It hadn't rained in the area for 150 days (all the locals were counting!), but look how green and cooling it is!
In the photo below, you can see the part where tourists can climb the rock - that white trail from the middle peak down towards the tree. That's the wear from all the visitors feet over the last 50 or so years. There is a chain to hold on to but it doesn't begin till the the steep part above the tree and where the "cracked" rocks are.
The traditional owners allow climbing, but the request that you don't because of their cultural traditions. In any case it is closed if there are high winds (over 25knots), or temperatures are forecast to be over 36°C - it was actually closed the three days we were there - first day because of the wind and the next two because of the temperature - 37°C and 38°C on the following two days.
Not that I would have climbed anyway out of respect of the Anangu culture...also, this is on the last page of the visitors guide :
Kata Tjuta is also immense and I didn't understand the scale till I saw it. One of the girls is in the foreground...but if you look at the line of trees, halfway along you will see the MaTH and another of the girls...the tiny speck of red and blue...that's them...as I said massive!

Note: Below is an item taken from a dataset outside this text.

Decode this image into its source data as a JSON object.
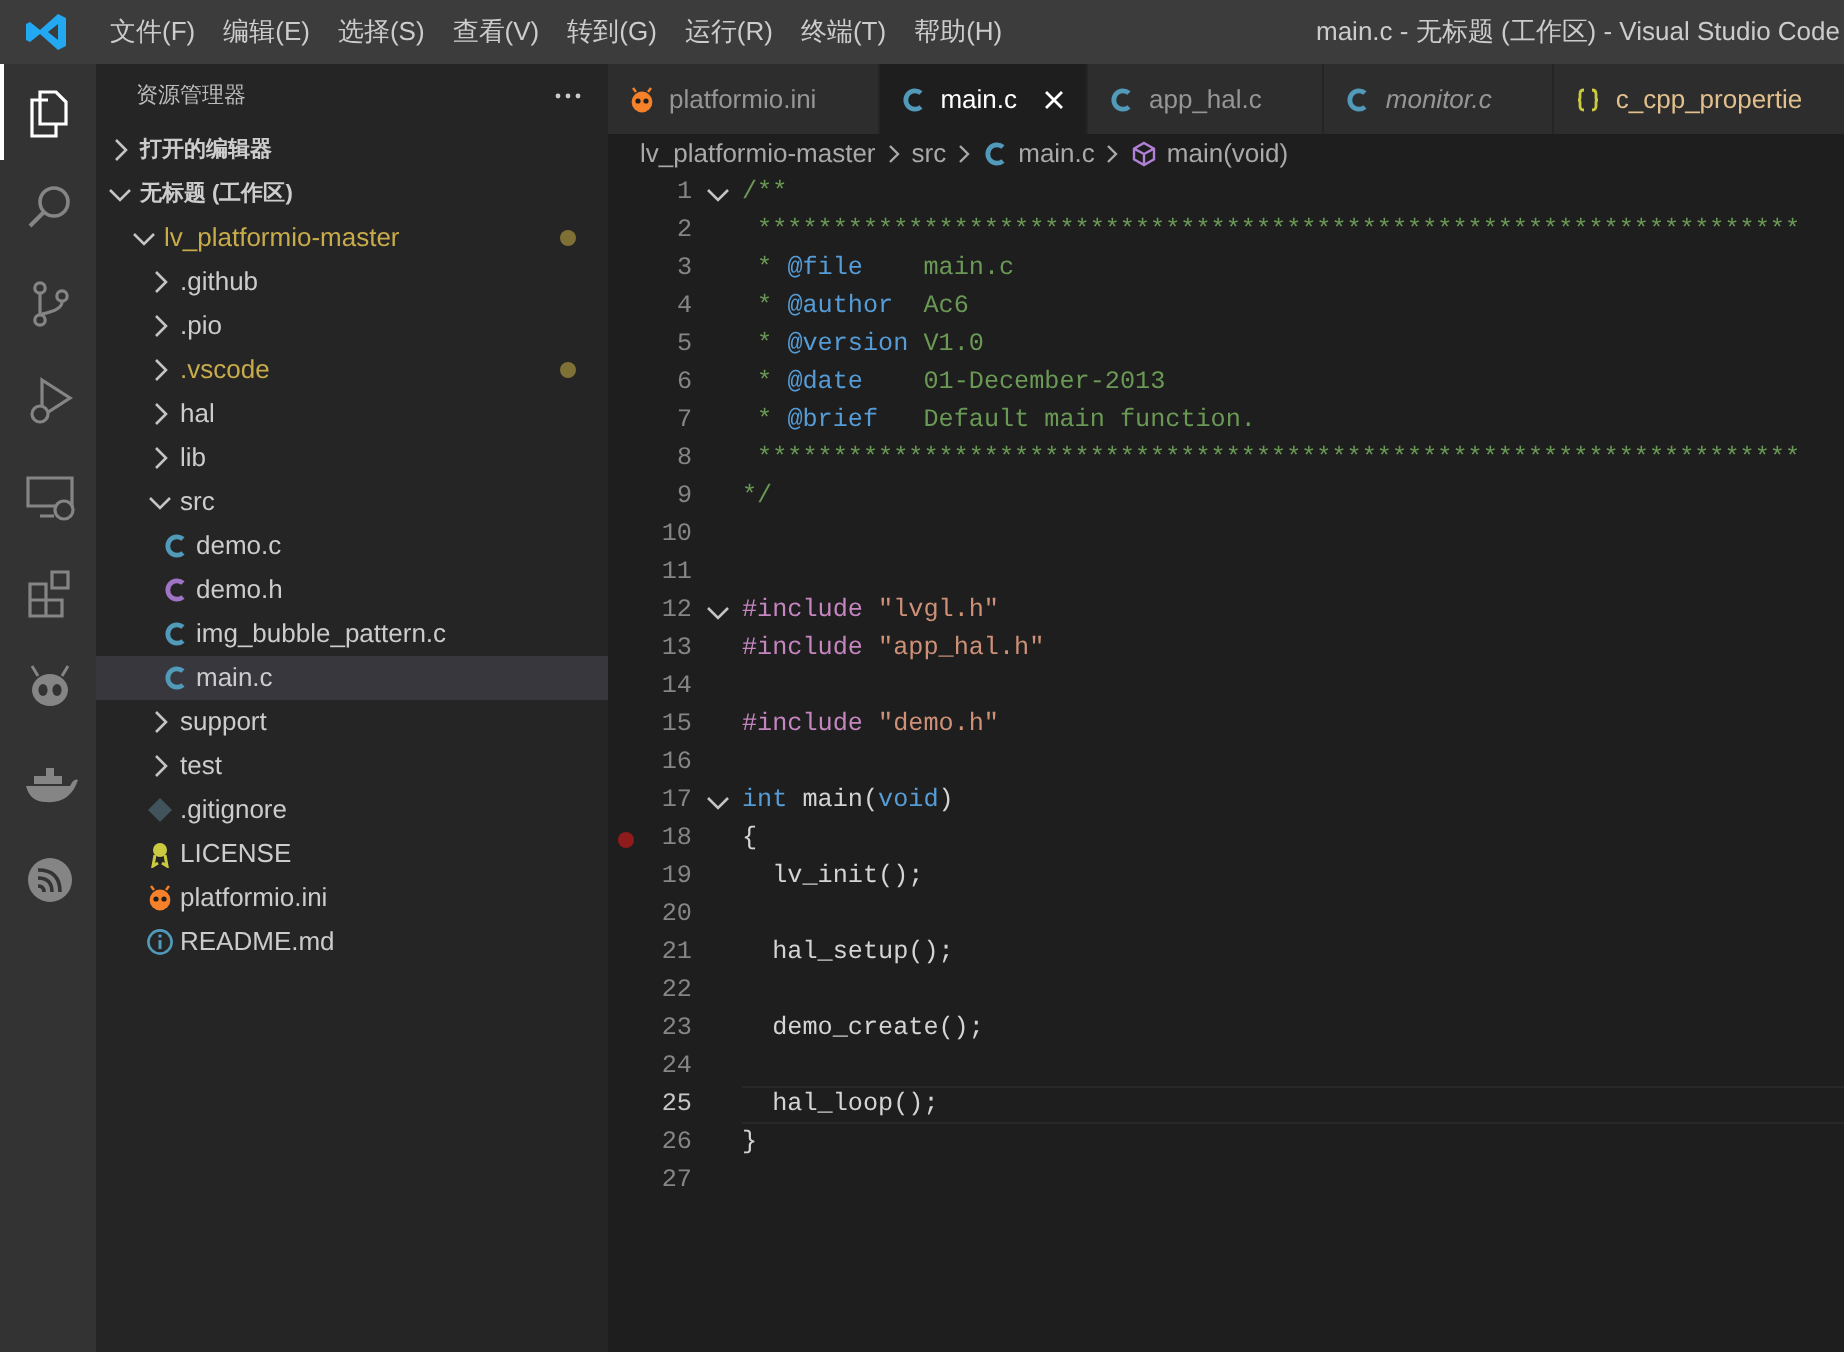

Even though the two formations are in the same park, they are so very different - a bit of geology and history from here: http://www.ayersrockresort.com.au/about-uluru-katatjuta/
Uluru - Kata Tjuta National Park
The National Park has an area over 311,000 acres and comprises two main significant sites:
- Uluru (sometimes called Ayers Rock) - is one of the largest monoliths in the world. Made of arkosic sandstone, Uluru rises 348 metres above the desert floor and has a circumference of 9.4 kilometres.
- Kata Tjuta, known also as The Olgas. Kata Tjuta is the Aboriginal name, which means "many heads'. It is a group of more than 36 rounded red domes rising from the desert floor. The tallest is said to be around 546 metres high. Kata Tjuta is about 30 kilometres west of Uluru.
Sunset and sunrise over Uluru and Kata Tjuta are spectacular, with the colours at both sites becoming more vibrant and even changing. Uluru and Kata Tjuta have significant meaning to Aboriginal people. They both form an important focus of their spiritual life.
Uluru–Kata Tjuta National Park is Aboriginal land. The park is jointly managed by its Anangu traditional owners and Parks Australia. The park is recognised by UNESCO as a World Heritage Area for both its natural and cultural values.
There will probably be a lot more travel photos in the next few blog posts, especially because our favourite month is approaching...
It's happening here and you can sign up with Kat @ http://isawyoudancing.blogspot.com.au/p/blogtoberfest-2012.html
thanks for taking a peek over the fence...